WHAT THE TASK ASKS –
Print all entries below exactly, without images.

INFORMATION Block Start

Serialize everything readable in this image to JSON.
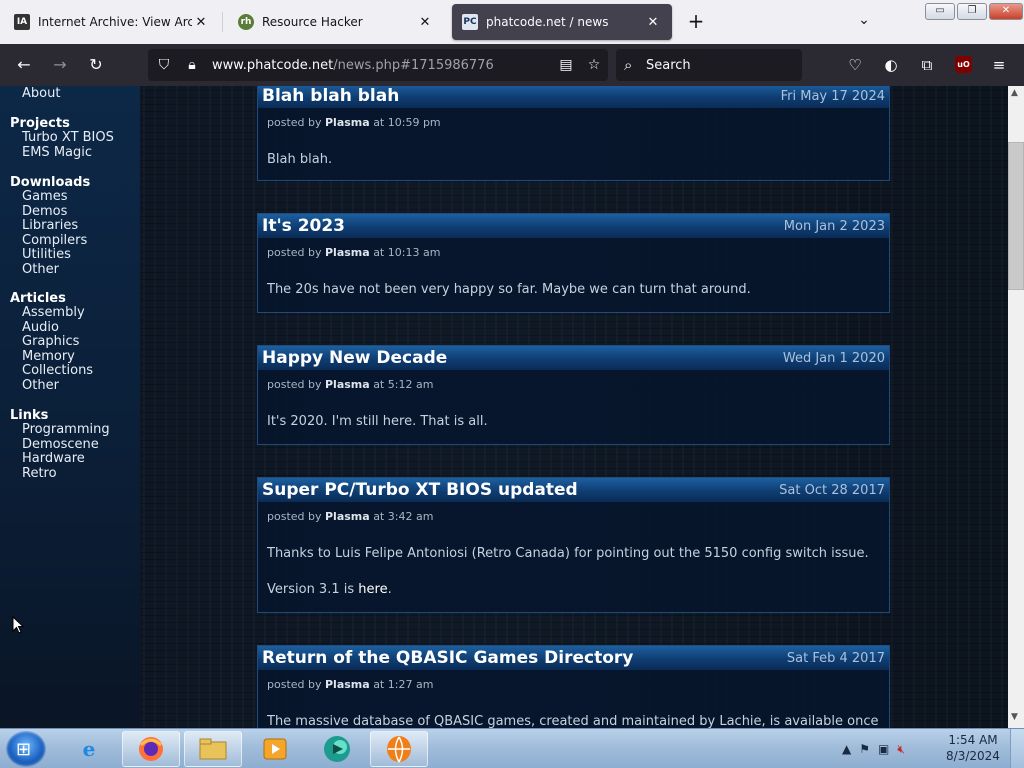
{
  "browser": {
    "tabs": [
      {
        "title": "Internet Archive: View Archive",
        "favicon": "IA",
        "active": false
      },
      {
        "title": "Resource Hacker",
        "favicon": "rh",
        "active": false
      },
      {
        "title": "phatcode.net / news",
        "favicon": "PC",
        "active": true
      }
    ],
    "url_host": "www.phatcode.net",
    "url_path": "/news.php#1715986776",
    "search_placeholder": "Search",
    "window_buttons": {
      "minimize": "▭",
      "maximize": "❐",
      "close": "✕"
    }
  },
  "icons": {
    "back": "back-arrow-icon",
    "forward": "forward-arrow-icon",
    "reload": "reload-icon",
    "shield": "tracking-protection-icon",
    "lock": "lock-icon",
    "reader": "reader-view-icon",
    "bookmark": "star-icon",
    "search": "search-icon",
    "pocket": "pocket-icon",
    "account": "account-icon",
    "extensions": "extensions-icon",
    "ublock": "ublock-origin-icon",
    "menu": "hamburger-menu-icon"
  },
  "extension_badge": "uO",
  "sidebar": {
    "top_item": "About",
    "groups": [
      {
        "heading": "Projects",
        "items": [
          "Turbo XT BIOS",
          "EMS Magic"
        ]
      },
      {
        "heading": "Downloads",
        "items": [
          "Games",
          "Demos",
          "Libraries",
          "Compilers",
          "Utilities",
          "Other"
        ]
      },
      {
        "heading": "Articles",
        "items": [
          "Assembly",
          "Audio",
          "Graphics",
          "Memory",
          "Collections",
          "Other"
        ]
      },
      {
        "heading": "Links",
        "items": [
          "Programming",
          "Demoscene",
          "Hardware",
          "Retro"
        ]
      }
    ]
  },
  "posts": [
    {
      "title": "Blah blah blah",
      "date": "Fri May 17 2024",
      "posted_by": "posted by",
      "author": "Plasma",
      "at": "at",
      "time": "10:59 pm",
      "body": [
        "Blah blah."
      ]
    },
    {
      "title": "It's 2023",
      "date": "Mon Jan 2 2023",
      "posted_by": "posted by",
      "author": "Plasma",
      "at": "at",
      "time": "10:13 am",
      "body": [
        "The 20s have not been very happy so far. Maybe we can turn that around."
      ]
    },
    {
      "title": "Happy New Decade",
      "date": "Wed Jan 1 2020",
      "posted_by": "posted by",
      "author": "Plasma",
      "at": "at",
      "time": "5:12 am",
      "body": [
        "It's 2020. I'm still here. That is all."
      ]
    },
    {
      "title": "Super PC/Turbo XT BIOS updated",
      "date": "Sat Oct 28 2017",
      "posted_by": "posted by",
      "author": "Plasma",
      "at": "at",
      "time": "3:42 am",
      "body": [
        "Thanks to Luis Felipe Antoniosi (Retro Canada) for pointing out the 5150 config switch issue."
      ],
      "version_prefix": "Version 3.1 is",
      "version_link": "here",
      "version_suffix": "."
    },
    {
      "title": "Return of the QBASIC Games Directory",
      "date": "Sat Feb 4 2017",
      "posted_by": "posted by",
      "author": "Plasma",
      "at": "at",
      "time": "1:27 am",
      "body": [
        "The massive database of QBASIC games, created and maintained by Lachie, is available once"
      ]
    }
  ],
  "taskbar": {
    "apps": [
      "internet-explorer-icon",
      "firefox-icon",
      "file-explorer-icon",
      "media-player-icon",
      "app-icon",
      "app-orange-icon"
    ],
    "clock_time": "1:54 AM",
    "clock_date": "8/3/2024"
  }
}
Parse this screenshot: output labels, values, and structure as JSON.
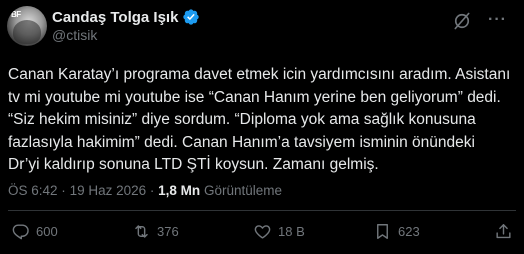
{
  "author": {
    "display_name": "Candaş Tolga Işık",
    "handle": "@ctisik",
    "verified": true
  },
  "tweet": {
    "lines": [
      "Canan Karatay’ı programa davet etmek icin yardımcısını aradım. Asistanı",
      "tv mi youtube mi youtube ise “Canan Hanım yerine ben geliyorum” dedi.",
      "“Siz hekim misiniz” diye sordum. “Diploma yok ama sağlık konusuna",
      "fazlasıyla hakimim” dedi. Canan Hanım’a tavsiyem isminin önündeki",
      "Dr’yi kaldırıp sonuna LTD ŞTİ koysun. Zamanı gelmiş."
    ],
    "time": "ÖS 6:42",
    "separator": "·",
    "date": "19 Haz 2026",
    "views_count": "1,8 Mn",
    "views_label": "Görüntüleme"
  },
  "actions": {
    "replies": "600",
    "reposts": "376",
    "likes": "18 B",
    "bookmarks": "623"
  },
  "colors": {
    "background": "#000000",
    "text": "#e7e9ea",
    "muted": "#71767b",
    "verified": "#1d9bf0",
    "divider": "#2f3336"
  }
}
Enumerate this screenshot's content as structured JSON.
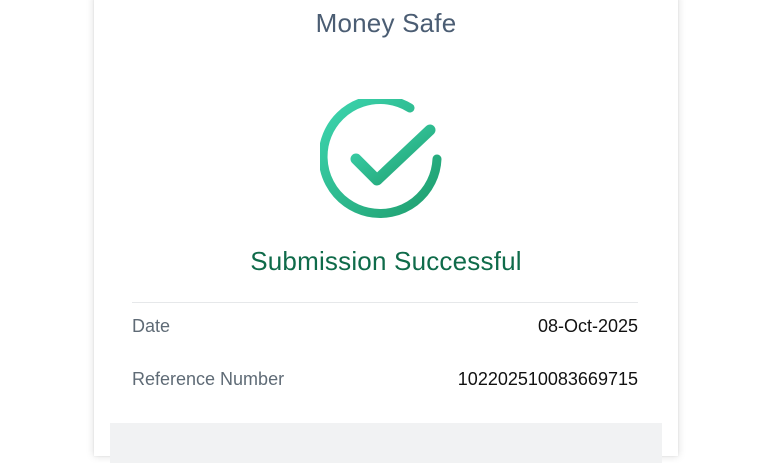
{
  "header": {
    "title": "Money Safe"
  },
  "status": {
    "icon": "check-circle-icon",
    "message": "Submission Successful",
    "color": "#0f6b4a",
    "icon_gradient_start": "#3dd6b0",
    "icon_gradient_end": "#1f9e6e"
  },
  "details": {
    "date_label": "Date",
    "date_value": "08-Oct-2025",
    "reference_label": "Reference Number",
    "reference_value": "102202510083669715"
  }
}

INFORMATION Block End

WRITTEN RESPONSE –
Serialize everything readable in this image to JSON.
{
  "browser": {
    "tabs": [
      {
        "title": "Internet Archive: View Archive",
        "favicon": "IA",
        "active": false
      },
      {
        "title": "Resource Hacker",
        "favicon": "rh",
        "active": false
      },
      {
        "title": "phatcode.net / news",
        "favicon": "PC",
        "active": true
      }
    ],
    "url_host": "www.phatcode.net",
    "url_path": "/news.php#1715986776",
    "search_placeholder": "Search",
    "window_buttons": {
      "minimize": "▭",
      "maximize": "❐",
      "close": "✕"
    }
  },
  "icons": {
    "back": "back-arrow-icon",
    "forward": "forward-arrow-icon",
    "reload": "reload-icon",
    "shield": "tracking-protection-icon",
    "lock": "lock-icon",
    "reader": "reader-view-icon",
    "bookmark": "star-icon",
    "search": "search-icon",
    "pocket": "pocket-icon",
    "account": "account-icon",
    "extensions": "extensions-icon",
    "ublock": "ublock-origin-icon",
    "menu": "hamburger-menu-icon"
  },
  "extension_badge": "uO",
  "sidebar": {
    "top_item": "About",
    "groups": [
      {
        "heading": "Projects",
        "items": [
          "Turbo XT BIOS",
          "EMS Magic"
        ]
      },
      {
        "heading": "Downloads",
        "items": [
          "Games",
          "Demos",
          "Libraries",
          "Compilers",
          "Utilities",
          "Other"
        ]
      },
      {
        "heading": "Articles",
        "items": [
          "Assembly",
          "Audio",
          "Graphics",
          "Memory",
          "Collections",
          "Other"
        ]
      },
      {
        "heading": "Links",
        "items": [
          "Programming",
          "Demoscene",
          "Hardware",
          "Retro"
        ]
      }
    ]
  },
  "posts": [
    {
      "title": "Blah blah blah",
      "date": "Fri May 17 2024",
      "posted_by": "posted by",
      "author": "Plasma",
      "at": "at",
      "time": "10:59 pm",
      "body": [
        "Blah blah."
      ]
    },
    {
      "title": "It's 2023",
      "date": "Mon Jan 2 2023",
      "posted_by": "posted by",
      "author": "Plasma",
      "at": "at",
      "time": "10:13 am",
      "body": [
        "The 20s have not been very happy so far. Maybe we can turn that around."
      ]
    },
    {
      "title": "Happy New Decade",
      "date": "Wed Jan 1 2020",
      "posted_by": "posted by",
      "author": "Plasma",
      "at": "at",
      "time": "5:12 am",
      "body": [
        "It's 2020. I'm still here. That is all."
      ]
    },
    {
      "title": "Super PC/Turbo XT BIOS updated",
      "date": "Sat Oct 28 2017",
      "posted_by": "posted by",
      "author": "Plasma",
      "at": "at",
      "time": "3:42 am",
      "body": [
        "Thanks to Luis Felipe Antoniosi (Retro Canada) for pointing out the 5150 config switch issue."
      ],
      "version_prefix": "Version 3.1 is",
      "version_link": "here",
      "version_suffix": "."
    },
    {
      "title": "Return of the QBASIC Games Directory",
      "date": "Sat Feb 4 2017",
      "posted_by": "posted by",
      "author": "Plasma",
      "at": "at",
      "time": "1:27 am",
      "body": [
        "The massive database of QBASIC games, created and maintained by Lachie, is available once"
      ]
    }
  ],
  "taskbar": {
    "apps": [
      "internet-explorer-icon",
      "firefox-icon",
      "file-explorer-icon",
      "media-player-icon",
      "app-icon",
      "app-orange-icon"
    ],
    "clock_time": "1:54 AM",
    "clock_date": "8/3/2024"
  }
}
Parse this screenshot: output labels, values, and structure as JSON.
{
  "author": {
    "display_name": "Candaş Tolga Işık",
    "handle": "@ctisik",
    "verified": true
  },
  "tweet": {
    "lines": [
      "Canan Karatay’ı programa davet etmek icin yardımcısını aradım. Asistanı",
      "tv mi youtube mi youtube ise “Canan Hanım yerine ben geliyorum” dedi.",
      "“Siz hekim misiniz” diye sordum. “Diploma yok ama sağlık konusuna",
      "fazlasıyla hakimim” dedi. Canan Hanım’a tavsiyem isminin önündeki",
      "Dr’yi kaldırıp sonuna LTD ŞTİ koysun. Zamanı gelmiş."
    ],
    "time": "ÖS 6:42",
    "separator": "·",
    "date": "19 Haz 2026",
    "views_count": "1,8 Mn",
    "views_label": "Görüntüleme"
  },
  "actions": {
    "replies": "600",
    "reposts": "376",
    "likes": "18 B",
    "bookmarks": "623"
  },
  "colors": {
    "background": "#000000",
    "text": "#e7e9ea",
    "muted": "#71767b",
    "verified": "#1d9bf0",
    "divider": "#2f3336"
  }
}
Enumerate this screenshot's content as structured JSON.
{
  "header": {
    "title": "Money Safe"
  },
  "status": {
    "icon": "check-circle-icon",
    "message": "Submission Successful",
    "color": "#0f6b4a",
    "icon_gradient_start": "#3dd6b0",
    "icon_gradient_end": "#1f9e6e"
  },
  "details": {
    "date_label": "Date",
    "date_value": "08-Oct-2025",
    "reference_label": "Reference Number",
    "reference_value": "102202510083669715"
  }
}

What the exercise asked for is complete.